I learned about women’s heart health promotion while working on a branding project for the BC Women’s Hospital. The free event in February 2013 is called Heart Health Promotion: What Works for Women?
The flyer says, “More women in Canada die from heart disease and stroke than all forms of cancer put together. Preventing cardiovascular disease could save thousands of women’s lives and improve their quality of life.”
The direction for this branding was to communicate heart health in combination with a soft, or more feminine, look. I also needed to avoid the stereotype that heart disease is a man’s issue. Earlier versions of the branding included the idea of steps to suggest ascending to a summit, and variations on the heartbeat pattern that used a woman’s symbol or a flourish at the end. In the end, the simplest message stands out best. The final image uses two versions of hearts. The first is the red heart symbol: we know it as the symbol for caring, and here it’s made with a brush stroke that suggests movement or activity. The second heart is the pink healthy heartbeat pattern. The two overlapping messages combine to emphasize that caring about women’s heart health is important.
This event is part of a conversation with health care providers and administrators about gender-sensitive heart disease prevention for women. To talk about health is also to talk about the context in which health happens. The summit will consider how gender impacts primary prevention and social determinants of health.

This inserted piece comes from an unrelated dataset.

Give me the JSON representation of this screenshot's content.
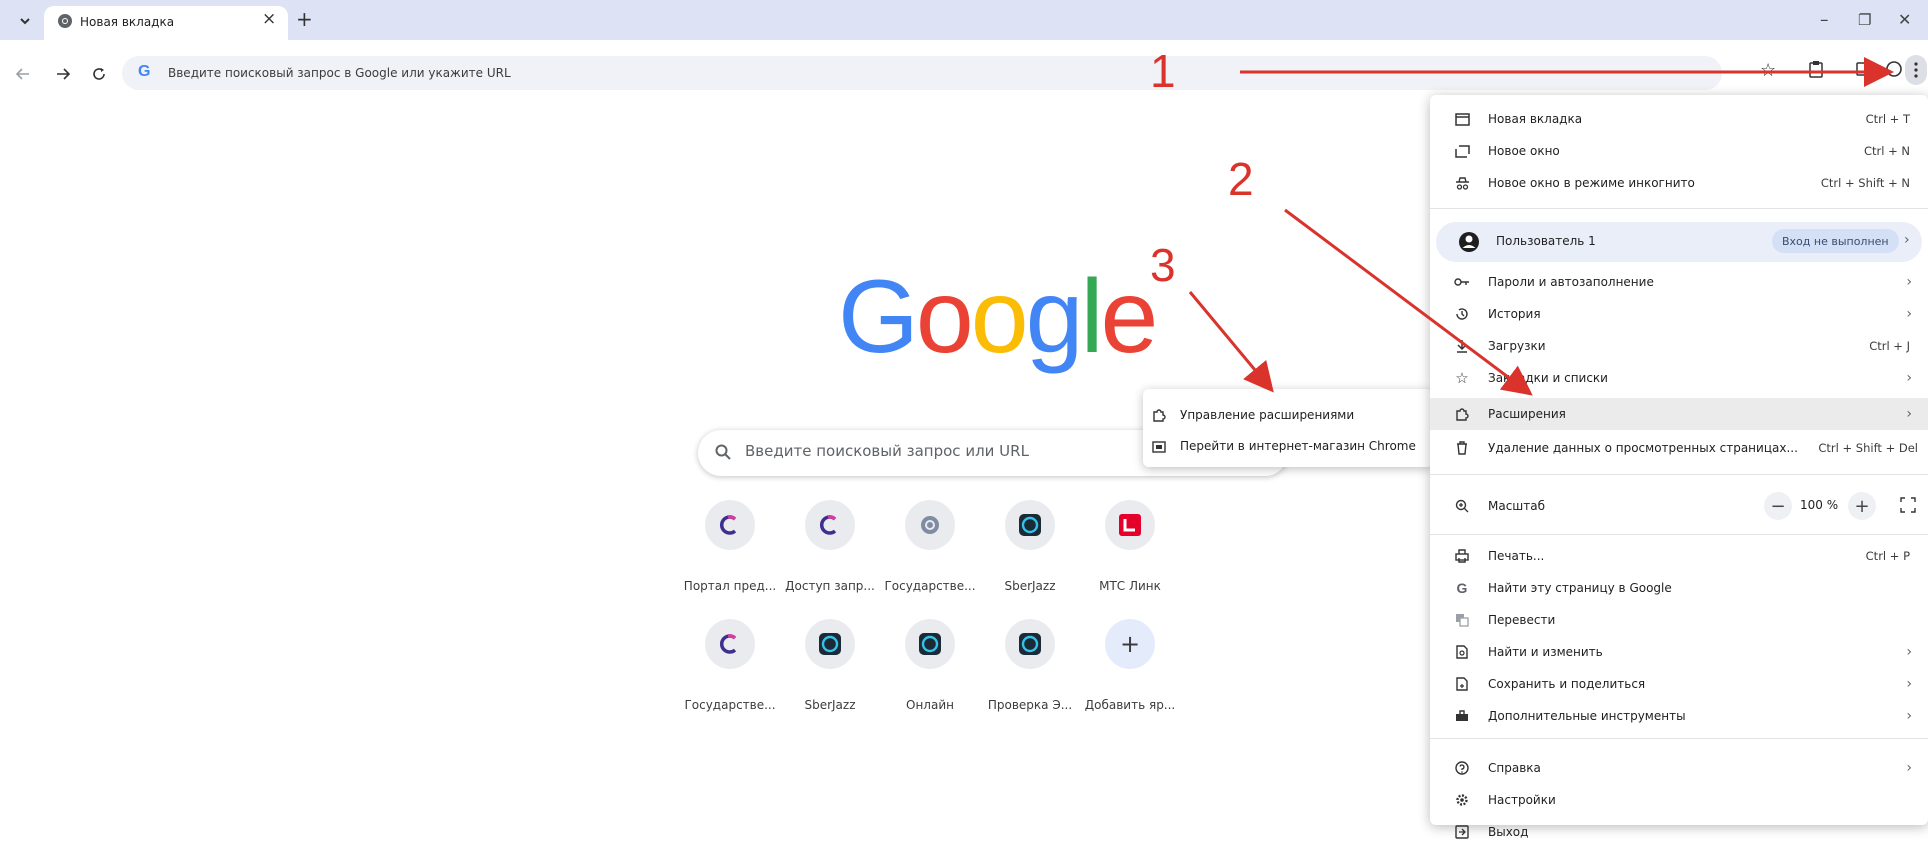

- Share knowledge about the prevalence of heart disease in BC women and the implications for primary and secondary prevention
- Share insights and experiences about a gendered approach to heart health promotion for women
- Identify opportunities for collaboration to improve heart health promotion for women in BC.”
I wish the summit conveners the very best with this important health care event.
Summit partners include: BC Women’s Hospital & Health Centre, BC Centre of Excellence for Women’s Health, BC Healthy Living Alliance, BC Ministry of Health, First Nations Health Authority, Fraser Health Authority, Heart & Stroke Foundation of BC & Yukon, Providence Healthcare Research Institute, Vancouver Coastal Health Authority.